Participants also raise the importance of having regulation on the use of ICTs and the Internet in order for it to be of public domain and allow world citizens to use these tools with freedom and be empowered to exercise their human rights, of course, within a safe environment. A participant explained that “without knowing what is out there people cannot make up their minds on what they want, what they value and want to achieve. Access to the Internet is key to this end, since it provides the greatest repository of information on Earth! It is because of this that governments limiting the use of Internet or social media violate major human rights.”
The course facilitator highlighted that “the emphasis is on getting people to leverage the power of social media in a variety of ways and forms and also encouraging the participation of governments to create a conducive atmosphere for the free use of social media with some regulations. The one-way dissemination and control of information is being broken down in favor of mass participation, which brings with it democratization and a sense of belonging and ownership.

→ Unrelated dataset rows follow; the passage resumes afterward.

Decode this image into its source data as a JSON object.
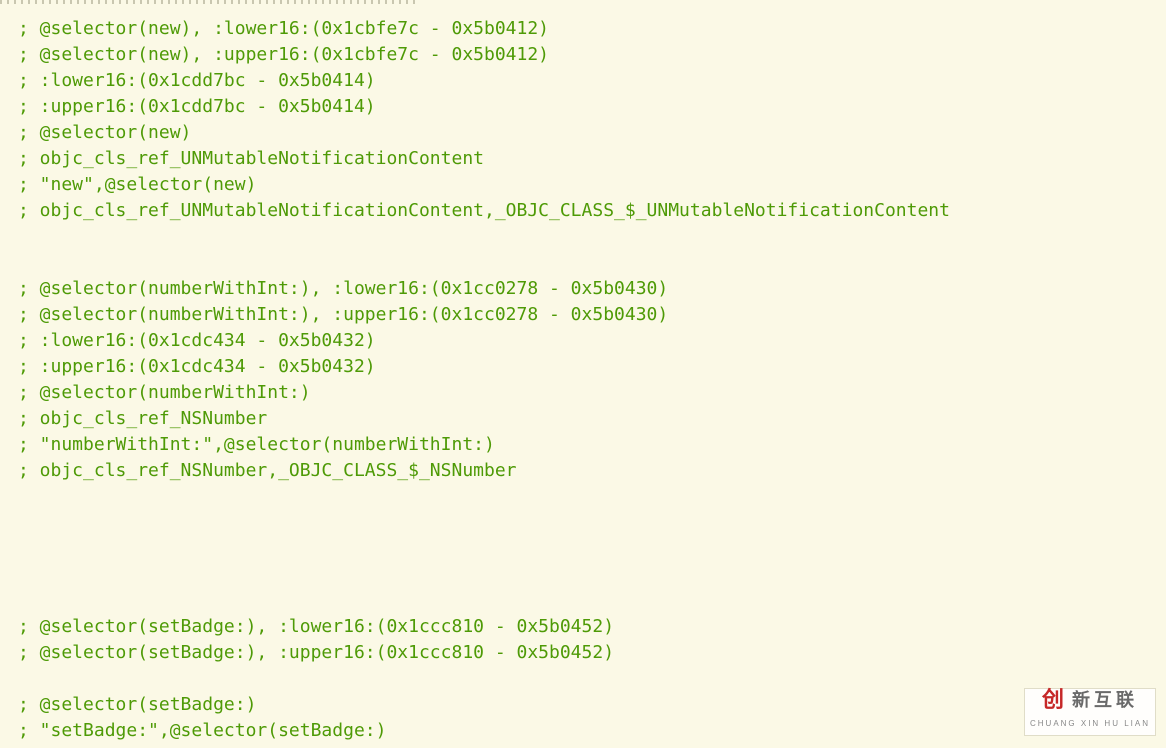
{
  "lines": [
    "; @selector(new), :lower16:(0x1cbfe7c - 0x5b0412)",
    "; @selector(new), :upper16:(0x1cbfe7c - 0x5b0412)",
    "; :lower16:(0x1cdd7bc - 0x5b0414)",
    "; :upper16:(0x1cdd7bc - 0x5b0414)",
    "; @selector(new)",
    "; objc_cls_ref_UNMutableNotificationContent",
    "; \"new\",@selector(new)",
    "; objc_cls_ref_UNMutableNotificationContent,_OBJC_CLASS_$_UNMutableNotificationContent",
    "",
    "",
    "; @selector(numberWithInt:), :lower16:(0x1cc0278 - 0x5b0430)",
    "; @selector(numberWithInt:), :upper16:(0x1cc0278 - 0x5b0430)",
    "; :lower16:(0x1cdc434 - 0x5b0432)",
    "; :upper16:(0x1cdc434 - 0x5b0432)",
    "; @selector(numberWithInt:)",
    "; objc_cls_ref_NSNumber",
    "; \"numberWithInt:\",@selector(numberWithInt:)",
    "; objc_cls_ref_NSNumber,_OBJC_CLASS_$_NSNumber",
    "",
    "",
    "",
    "",
    "",
    "; @selector(setBadge:), :lower16:(0x1ccc810 - 0x5b0452)",
    "; @selector(setBadge:), :upper16:(0x1ccc810 - 0x5b0452)",
    "",
    "; @selector(setBadge:)",
    "; \"setBadge:\",@selector(setBadge:)"
  ],
  "watermark": {
    "top_prefix": "创",
    "top_rest": "新互联",
    "bottom": "CHUANG XIN HU LIAN"
  }
}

It engenders progress and commitment to development goals.”
The discussions that took place in the forums of the ICfD course while the SDGs were being adopted make it clear that social media and web 2.0 tools have a great potential to help achieve the new post-2015 development agenda. They are tools that should and must be used wisely for sustainable human development ends. That is why ICfD’s 9-weeks of training aim to empower development professional with the knowledge and hands-on know-how to achieve just that.